Crafting a prequel to one of the most beloved works of Philip K. Dick couldn’t have been an easy job for writer Chris Roberson. Do Androids Dream of Electric Sheep? exercises a considerable hold on the science fiction zeitgeist due to its deep themes from one of the literary giants in this genre. Furthermore, the Ridley Scott adaptation expanded on Dick’s prose to craft one of the most fully realized, and philosophical, science fiction films of all time. Ambiguities abounded in Blade Runner. What does it mean to be human? How does one reconcile what it means to be human when the replicants appear to exercise more compassion and emotion than their masters? What is Deckard’s true identity? Debatable questions, such as these, elevate works of science fiction beyond the stereotypical alien babes and blasters. How does Roberson’s yarn compare?
The tale itself follows a similar formula to its source material despite occurring a number of years prior to the events of the novel and film. A pack of renegade androids are loose in a crumbling megalopolis. While the clock is ticking on their artificially shortened lifespans, civil authorities are attempting to hunt down and “retire” the misanthropic replicants before they can enact any schemes of mass murder and genocide.
Stylistically, the story sheds the film noir quality that infused Blade Runner. There’s a more militaristic vibe to the entire setting with a higher emphasis on gunplay than those familiar with Dick creation are accustomed to. It’s fitting considering that the world war which transformed much of the planet into a lifeless hovel concluded shortly before the story began. However, Roberson introduces enough philosophical talking points to elevate his story beyond a standard sci-fi/action romp.
Empiricism, questioning its importance, features heavily in the text. Malcolm Reed, an erstwhile, sans medication schizophrenic, caught up in the plot, comments “How could you trust your senses when you saw things, heard things, that couldn’t possibly exist. How can you know what’s real?” Despite the fact that this is a work of fiction, how do know what’s real? I can experience a dream full of fantastical imagery through my senses. Just because it’s a dream doesn’t mean my senses weren’t utilized. Does that make it real? Injecting philosophical musing like this keep the story more in line with its original source material. One of my greatest fears going into this miniseries was the magic of Dick’s prose and Scott’s film wouldn’t translate properly. Prequels often don’t hit their mark.
However, questioning knowledge has always been at the heart of this world. How does one really know what is real and what is imaginary? This is expressed quite literally in Blade Runner when the latest model replicant is unveiled to come equipped with implanted memories. Furthermore, due to the androids’ shortened lifespan, their sensory experiences, things humans have a lifetime to become accustomed to and make sense of, are compressed into a space of three or four years. Observing how Roy Batty, Malcolm Reed fulfills this role in the comic despite his humanity, comes to grip with that knowledge forms the emotional and philosophical backbone of the tale.

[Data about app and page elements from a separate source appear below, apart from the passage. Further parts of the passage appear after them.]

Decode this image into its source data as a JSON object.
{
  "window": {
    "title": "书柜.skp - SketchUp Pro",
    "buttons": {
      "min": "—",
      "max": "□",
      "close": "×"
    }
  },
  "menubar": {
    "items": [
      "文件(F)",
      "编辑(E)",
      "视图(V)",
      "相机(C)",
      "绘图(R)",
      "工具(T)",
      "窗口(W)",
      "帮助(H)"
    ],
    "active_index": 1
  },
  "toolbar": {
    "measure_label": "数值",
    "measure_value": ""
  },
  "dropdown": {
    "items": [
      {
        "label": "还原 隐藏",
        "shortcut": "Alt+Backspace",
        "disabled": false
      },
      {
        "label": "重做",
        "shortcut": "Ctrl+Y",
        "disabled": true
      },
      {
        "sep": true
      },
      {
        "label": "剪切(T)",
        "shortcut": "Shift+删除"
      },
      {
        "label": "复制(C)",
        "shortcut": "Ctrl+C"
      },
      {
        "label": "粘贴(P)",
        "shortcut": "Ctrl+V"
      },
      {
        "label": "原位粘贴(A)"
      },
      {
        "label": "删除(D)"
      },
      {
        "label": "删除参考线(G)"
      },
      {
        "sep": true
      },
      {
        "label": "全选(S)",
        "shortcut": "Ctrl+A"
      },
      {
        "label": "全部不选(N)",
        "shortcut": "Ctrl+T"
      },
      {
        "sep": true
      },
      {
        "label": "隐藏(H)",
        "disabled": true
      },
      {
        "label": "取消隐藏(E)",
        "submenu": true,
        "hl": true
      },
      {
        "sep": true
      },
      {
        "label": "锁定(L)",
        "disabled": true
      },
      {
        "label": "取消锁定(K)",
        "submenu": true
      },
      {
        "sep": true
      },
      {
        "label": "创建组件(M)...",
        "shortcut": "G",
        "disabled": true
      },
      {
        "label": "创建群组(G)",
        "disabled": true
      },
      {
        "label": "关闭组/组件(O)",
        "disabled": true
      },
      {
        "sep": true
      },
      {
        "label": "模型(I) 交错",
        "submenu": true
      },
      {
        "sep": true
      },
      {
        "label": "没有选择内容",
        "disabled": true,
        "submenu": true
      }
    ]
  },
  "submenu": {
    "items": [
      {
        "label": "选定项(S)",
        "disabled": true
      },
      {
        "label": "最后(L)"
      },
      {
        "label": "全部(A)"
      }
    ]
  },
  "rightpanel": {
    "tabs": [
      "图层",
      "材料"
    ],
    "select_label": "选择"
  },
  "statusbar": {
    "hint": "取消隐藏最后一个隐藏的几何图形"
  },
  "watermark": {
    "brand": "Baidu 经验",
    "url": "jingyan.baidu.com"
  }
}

This is compounded with an exchange between Malcolm and the villainous leader of the rogue androids. The replicant states: “You can see me, standing right here before you. Don’t you trust the evidence of your senses?” To which Malcolm responds: “I see a lot of things, and I don’t trust any of it.” Essentially these two have articulated one of the oldest philosophical arguments. Expanding on this discourse places Dust to Dust alongside the source material as a worthy addition to the canon. This is, by the way, the official prequel to the novel, as explicitly stated in bold on the credits page.
Questioning knowledge is at the heart of this world. When the person sitting in the cubicle next to you turns out to be an android, how can you trust your senses when they look, sound and smell human? Sure, a Voight-Kampff test can determine who’s who, but then the results are examined via one’s senses. How can you trust those when you’ve already been fooled completely once before?
It’s beyond the scope of this review to weigh in on the merits of empiricism. Nevertheless, Roberson is able to encapsulate a piece of Philip K. Dick with a heaping helping of Ridley Scott for good measure. Dust to Dust is a fine prequel that doesn’t really rock the foundations of its source material. But I imagine this project was never intended to perform that function. What this comic does achieve is broadening one of science fiction’s most beloved tales through philosophical discourse, not moody atmospherics or pulse pounding action. A nice piece of the canon that doesn’t upset or offend.